Takeaway:

  • A prior art reference that must be distorted from its obvious design does not anticipate claims.

Procedural Posture:

In an appeal from the USPTO where the PTAB affirmed the examiner’s rejection of Chudik’s claims as anticipated by two separate prior art references, the CAFC reversed because substantial evidence did not support the PTAB’s decision.

Synopsis:

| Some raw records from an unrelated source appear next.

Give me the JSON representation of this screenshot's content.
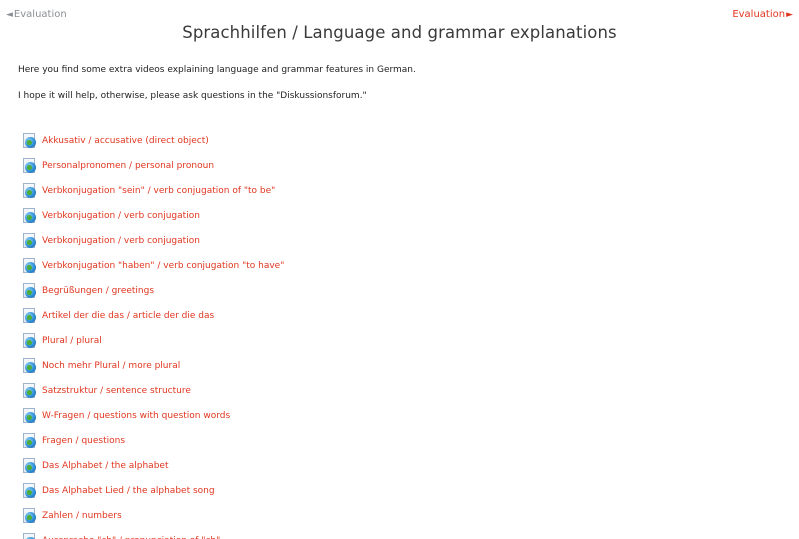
{
  "navigation": {
    "prev_label": "Evaluation",
    "next_label": "Evaluation"
  },
  "page": {
    "title": "Sprachhilfen / Language and grammar explanations",
    "intro_1": "Here you find some extra videos explaining language and grammar features in German.",
    "intro_2": "I hope it will help, otherwise, please ask questions in the \"Diskussionsforum.\""
  },
  "links": [
    {
      "label": "Akkusativ / accusative (direct object)",
      "icon": "url-globe-icon"
    },
    {
      "label": "Personalpronomen / personal pronoun",
      "icon": "url-globe-icon"
    },
    {
      "label": "Verbkonjugation \"sein\" / verb conjugation of \"to be\"",
      "icon": "url-globe-icon"
    },
    {
      "label": "Verbkonjugation / verb conjugation",
      "icon": "url-globe-icon"
    },
    {
      "label": "Verbkonjugation / verb conjugation",
      "icon": "url-globe-icon"
    },
    {
      "label": "Verbkonjugation \"haben\" / verb conjugation \"to have\"",
      "icon": "url-globe-icon"
    },
    {
      "label": "Begrüßungen / greetings",
      "icon": "url-globe-icon"
    },
    {
      "label": "Artikel der die das / article der die das",
      "icon": "url-globe-icon"
    },
    {
      "label": "Plural / plural",
      "icon": "url-globe-icon"
    },
    {
      "label": "Noch mehr Plural / more plural",
      "icon": "url-globe-icon"
    },
    {
      "label": "Satzstruktur / sentence structure",
      "icon": "url-globe-icon"
    },
    {
      "label": "W-Fragen / questions with question words",
      "icon": "url-globe-icon"
    },
    {
      "label": "Fragen / questions",
      "icon": "url-globe-icon"
    },
    {
      "label": "Das Alphabet / the alphabet",
      "icon": "url-globe-icon"
    },
    {
      "label": "Das Alphabet Lied / the alphabet song",
      "icon": "url-globe-icon"
    },
    {
      "label": "Zahlen / numbers",
      "icon": "url-globe-icon"
    },
    {
      "label": "Aussprache \"ch\" / pronunciation of \"ch\"",
      "icon": "url-globe-icon"
    }
  ],
  "colors": {
    "link": "#e0361f",
    "nav_prev": "#8a8f95",
    "title": "#3a3a3a",
    "body_text": "#222222"
  }
}
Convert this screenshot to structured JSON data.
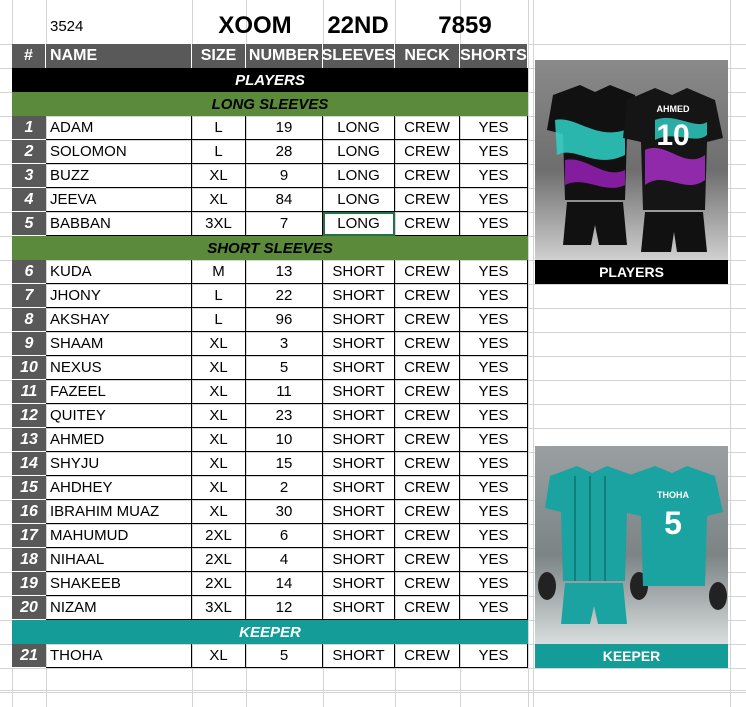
{
  "top": {
    "id": "3524",
    "brand": "XOOM",
    "date": "22ND",
    "code": "7859"
  },
  "headers": [
    "#",
    "NAME",
    "SIZE",
    "NUMBER",
    "SLEEVES",
    "NECK",
    "SHORTS"
  ],
  "sections": {
    "players": "PLAYERS",
    "long": "LONG SLEEVES",
    "short": "SHORT SLEEVES",
    "keeper": "KEEPER"
  },
  "rows": [
    {
      "n": "1",
      "name": "ADAM",
      "size": "L",
      "number": "19",
      "sleeves": "LONG",
      "neck": "CREW",
      "shorts": "YES"
    },
    {
      "n": "2",
      "name": "SOLOMON",
      "size": "L",
      "number": "28",
      "sleeves": "LONG",
      "neck": "CREW",
      "shorts": "YES"
    },
    {
      "n": "3",
      "name": "BUZZ",
      "size": "XL",
      "number": "9",
      "sleeves": "LONG",
      "neck": "CREW",
      "shorts": "YES"
    },
    {
      "n": "4",
      "name": "JEEVA",
      "size": "XL",
      "number": "84",
      "sleeves": "LONG",
      "neck": "CREW",
      "shorts": "YES"
    },
    {
      "n": "5",
      "name": "BABBAN",
      "size": "3XL",
      "number": "7",
      "sleeves": "LONG",
      "neck": "CREW",
      "shorts": "YES"
    },
    {
      "n": "6",
      "name": "KUDA",
      "size": "M",
      "number": "13",
      "sleeves": "SHORT",
      "neck": "CREW",
      "shorts": "YES"
    },
    {
      "n": "7",
      "name": "JHONY",
      "size": "L",
      "number": "22",
      "sleeves": "SHORT",
      "neck": "CREW",
      "shorts": "YES"
    },
    {
      "n": "8",
      "name": "AKSHAY",
      "size": "L",
      "number": "96",
      "sleeves": "SHORT",
      "neck": "CREW",
      "shorts": "YES"
    },
    {
      "n": "9",
      "name": "SHAAM",
      "size": "XL",
      "number": "3",
      "sleeves": "SHORT",
      "neck": "CREW",
      "shorts": "YES"
    },
    {
      "n": "10",
      "name": "NEXUS",
      "size": "XL",
      "number": "5",
      "sleeves": "SHORT",
      "neck": "CREW",
      "shorts": "YES"
    },
    {
      "n": "11",
      "name": "FAZEEL",
      "size": "XL",
      "number": "11",
      "sleeves": "SHORT",
      "neck": "CREW",
      "shorts": "YES"
    },
    {
      "n": "12",
      "name": "QUITEY",
      "size": "XL",
      "number": "23",
      "sleeves": "SHORT",
      "neck": "CREW",
      "shorts": "YES"
    },
    {
      "n": "13",
      "name": "AHMED",
      "size": "XL",
      "number": "10",
      "sleeves": "SHORT",
      "neck": "CREW",
      "shorts": "YES"
    },
    {
      "n": "14",
      "name": "SHYJU",
      "size": "XL",
      "number": "15",
      "sleeves": "SHORT",
      "neck": "CREW",
      "shorts": "YES"
    },
    {
      "n": "15",
      "name": "AHDHEY",
      "size": "XL",
      "number": "2",
      "sleeves": "SHORT",
      "neck": "CREW",
      "shorts": "YES"
    },
    {
      "n": "16",
      "name": "IBRAHIM MUAZ",
      "size": "XL",
      "number": "30",
      "sleeves": "SHORT",
      "neck": "CREW",
      "shorts": "YES"
    },
    {
      "n": "17",
      "name": "MAHUMUD",
      "size": "2XL",
      "number": "6",
      "sleeves": "SHORT",
      "neck": "CREW",
      "shorts": "YES"
    },
    {
      "n": "18",
      "name": "NIHAAL",
      "size": "2XL",
      "number": "4",
      "sleeves": "SHORT",
      "neck": "CREW",
      "shorts": "YES"
    },
    {
      "n": "19",
      "name": "SHAKEEB",
      "size": "2XL",
      "number": "14",
      "sleeves": "SHORT",
      "neck": "CREW",
      "shorts": "YES"
    },
    {
      "n": "20",
      "name": "NIZAM",
      "size": "3XL",
      "number": "12",
      "sleeves": "SHORT",
      "neck": "CREW",
      "shorts": "YES"
    },
    {
      "n": "21",
      "name": "THOHA",
      "size": "XL",
      "number": "5",
      "sleeves": "SHORT",
      "neck": "CREW",
      "shorts": "YES"
    }
  ],
  "images": {
    "players": {
      "caption": "PLAYERS",
      "jersey_name": "AHMED",
      "jersey_number": "10"
    },
    "keeper": {
      "caption": "KEEPER",
      "jersey_name": "THOHA",
      "jersey_number": "5"
    }
  },
  "colors": {
    "header": "#595959",
    "long_band": "#5b8a3a",
    "keeper_band": "#149c98",
    "players_band": "#000000"
  }
}
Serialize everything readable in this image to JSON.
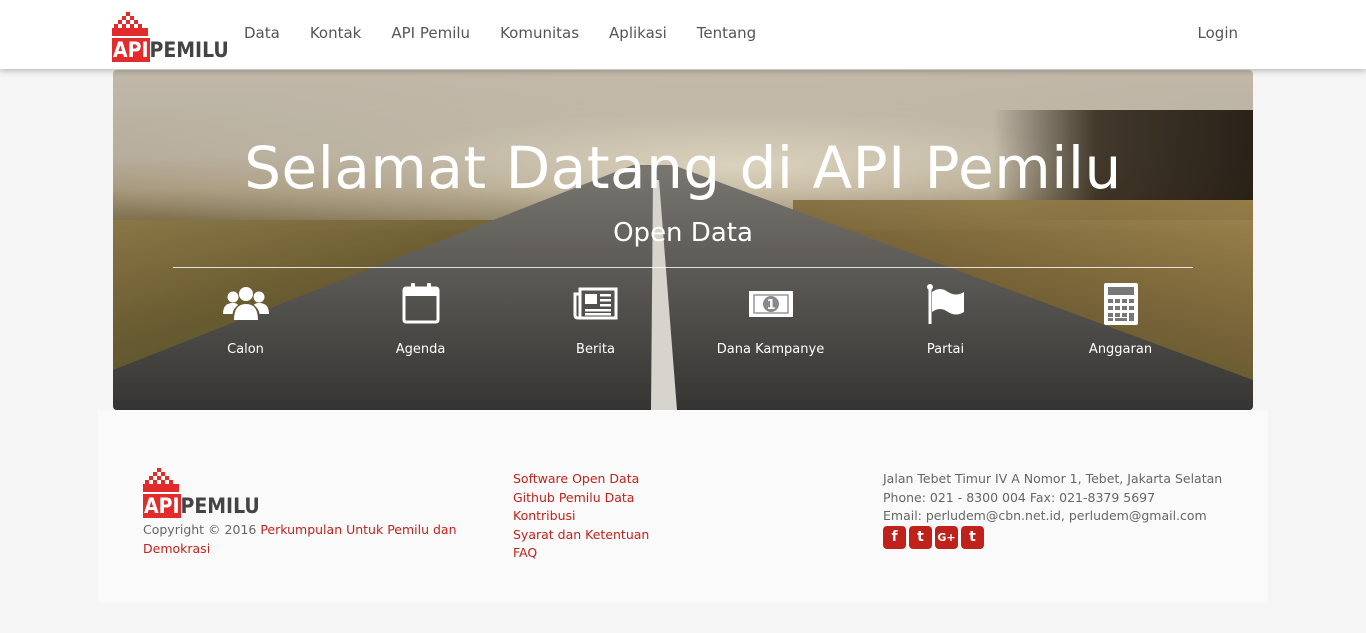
{
  "brand": {
    "logo_api": "API",
    "logo_pemilu": "PEMILU",
    "accent": "#e32b2b"
  },
  "nav": {
    "items": [
      {
        "label": "Data"
      },
      {
        "label": "Kontak"
      },
      {
        "label": "API Pemilu"
      },
      {
        "label": "Komunitas"
      },
      {
        "label": "Aplikasi"
      },
      {
        "label": "Tentang"
      }
    ],
    "login": "Login"
  },
  "hero": {
    "title": "Selamat Datang di API Pemilu",
    "subtitle": "Open Data",
    "features": [
      {
        "label": "Calon",
        "icon": "users-icon"
      },
      {
        "label": "Agenda",
        "icon": "calendar-icon"
      },
      {
        "label": "Berita",
        "icon": "newspaper-icon"
      },
      {
        "label": "Dana Kampanye",
        "icon": "money-icon"
      },
      {
        "label": "Partai",
        "icon": "flag-icon"
      },
      {
        "label": "Anggaran",
        "icon": "calculator-icon"
      }
    ]
  },
  "footer": {
    "copyright_prefix": "Copyright © 2016",
    "copyright_link": "Perkumpulan Untuk Pemilu dan Demokrasi",
    "links": [
      {
        "label": "Software Open Data"
      },
      {
        "label": "Github Pemilu Data"
      },
      {
        "label": "Kontribusi"
      },
      {
        "label": "Syarat dan Ketentuan"
      },
      {
        "label": "FAQ"
      }
    ],
    "address": "Jalan Tebet Timur IV A Nomor 1, Tebet, Jakarta Selatan",
    "phone": "Phone: 021 - 8300 004 Fax: 021-8379 5697",
    "email": "Email: perludem@cbn.net.id, perludem@gmail.com",
    "socials": [
      {
        "glyph": "f",
        "icon": "facebook-icon"
      },
      {
        "glyph": "t",
        "icon": "twitter-icon"
      },
      {
        "glyph": "G+",
        "icon": "google-plus-icon"
      },
      {
        "glyph": "t",
        "icon": "tumblr-icon"
      }
    ],
    "link_color": "#c0221b"
  }
}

  • Anticipation: The claims on appeal were directed to a device used in shoulder replacement surgery requiring “a protruding surface on a first side arranged to engage the surface of a cavity formed in a glenoid extending between peripheral glenoid surfaces.” The PTAB sustained the examiner’s anticipation rejection under two separate prior art references because in each, surfaces could be “arranged” to engage with the specified regions even if they were not described or depicted as actually engaging. The CAFC agreed that the claims only required surfaces to be “arranged” to engage, but disagreed that the surfaces in each of the prior art references were capable of being “arranged.” The Board and Examiner’s modifications to the first reference would only be proper if an element was removed from its design without “tearing the invention apart.” Similarly, the modifications to the second reference would only be proper if the apparatus was rotated in a manner which would require relocating the screws for the reference to remain operable. The CAFC found these modifications to be impermissible because prior art that “must be distorted from its obvious design” does not anticipate a new invention.